START Material for this exercise
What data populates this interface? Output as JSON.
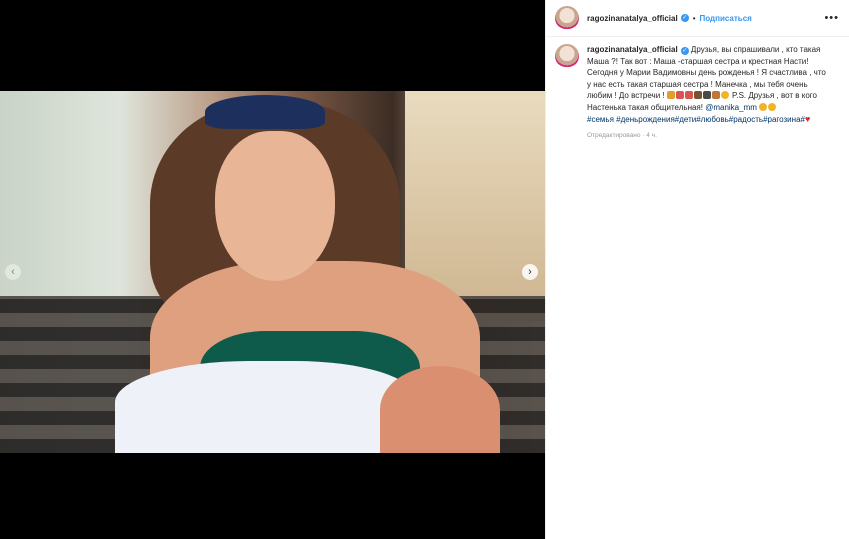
{
  "post": {
    "username": "ragozinanatalya_official",
    "follow_label": "Подписаться",
    "separator": "•",
    "more_label": "•••",
    "verified_glyph": "✓"
  },
  "media": {
    "prev_glyph": "‹",
    "next_glyph": "›"
  },
  "caption": {
    "username": "ragozinanatalya_official",
    "text_part1": " Друзья, вы спрашивали , кто такая Маша ?! Так вот : Маша -старшая сестра и крестная Насти! Сегодня у Марии Вадимовны день рожденья ! Я счастлива , что у нас есть такая старшая сестра ! Манечка , мы тебя очень любим ! До встречи ! ",
    "text_part2": " P.S. Друзья , вот в кого Настенька такая общительная! ",
    "mention": "@manika_mm",
    "hashtags": "#семья #деньрождения#дети#любовь#радость#рагозина#",
    "heart": "♥",
    "edited": "Отредактировано · 4 ч."
  }
}
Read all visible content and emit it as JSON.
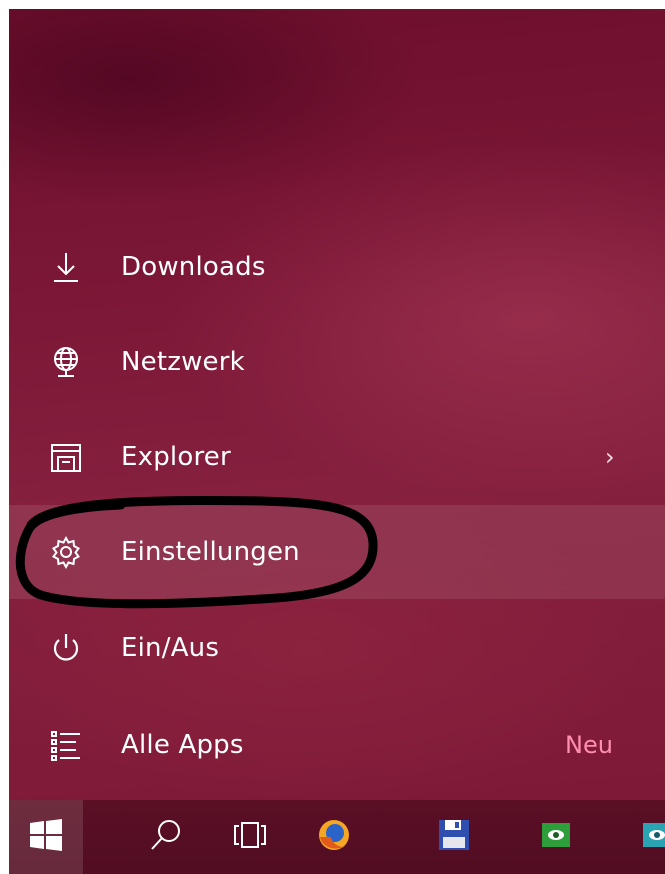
{
  "start_menu": {
    "items": [
      {
        "label": "Downloads",
        "icon": "download-icon"
      },
      {
        "label": "Netzwerk",
        "icon": "network-icon"
      },
      {
        "label": "Explorer",
        "icon": "file-explorer-icon",
        "chevron": "›"
      },
      {
        "label": "Einstellungen",
        "icon": "settings-gear-icon"
      },
      {
        "label": "Ein/Aus",
        "icon": "power-icon"
      },
      {
        "label": "Alle Apps",
        "icon": "all-apps-list-icon",
        "badge": "Neu"
      }
    ]
  },
  "taskbar": {
    "buttons": [
      {
        "icon": "windows-start-icon"
      },
      {
        "icon": "search-icon"
      },
      {
        "icon": "task-view-icon"
      },
      {
        "icon": "firefox-icon"
      },
      {
        "icon": "floppy-save-icon"
      },
      {
        "icon": "green-app-icon"
      },
      {
        "icon": "teal-app-icon"
      }
    ]
  },
  "colors": {
    "menu_background": "#7c1737",
    "taskbar_background": "#560e23",
    "badge_new": "#ff8fb0",
    "annotation_stroke": "#000000"
  }
}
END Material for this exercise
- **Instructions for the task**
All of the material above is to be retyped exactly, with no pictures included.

- **Task solution**
What data populates this interface? Output as JSON.
{
  "post": {
    "username": "ragozinanatalya_official",
    "follow_label": "Подписаться",
    "separator": "•",
    "more_label": "•••",
    "verified_glyph": "✓"
  },
  "media": {
    "prev_glyph": "‹",
    "next_glyph": "›"
  },
  "caption": {
    "username": "ragozinanatalya_official",
    "text_part1": " Друзья, вы спрашивали , кто такая Маша ?! Так вот : Маша -старшая сестра и крестная Насти! Сегодня у Марии Вадимовны день рожденья ! Я счастлива , что у нас есть такая старшая сестра ! Манечка , мы тебя очень любим ! До встречи ! ",
    "text_part2": " P.S. Друзья , вот в кого Настенька такая общительная! ",
    "mention": "@manika_mm",
    "hashtags": "#семья #деньрождения#дети#любовь#радость#рагозина#",
    "heart": "♥",
    "edited": "Отредактировано · 4 ч."
  }
}
Read all visible content and emit it as JSON.
{
  "start_menu": {
    "items": [
      {
        "label": "Downloads",
        "icon": "download-icon"
      },
      {
        "label": "Netzwerk",
        "icon": "network-icon"
      },
      {
        "label": "Explorer",
        "icon": "file-explorer-icon",
        "chevron": "›"
      },
      {
        "label": "Einstellungen",
        "icon": "settings-gear-icon"
      },
      {
        "label": "Ein/Aus",
        "icon": "power-icon"
      },
      {
        "label": "Alle Apps",
        "icon": "all-apps-list-icon",
        "badge": "Neu"
      }
    ]
  },
  "taskbar": {
    "buttons": [
      {
        "icon": "windows-start-icon"
      },
      {
        "icon": "search-icon"
      },
      {
        "icon": "task-view-icon"
      },
      {
        "icon": "firefox-icon"
      },
      {
        "icon": "floppy-save-icon"
      },
      {
        "icon": "green-app-icon"
      },
      {
        "icon": "teal-app-icon"
      }
    ]
  },
  "colors": {
    "menu_background": "#7c1737",
    "taskbar_background": "#560e23",
    "badge_new": "#ff8fb0",
    "annotation_stroke": "#000000"
  }
}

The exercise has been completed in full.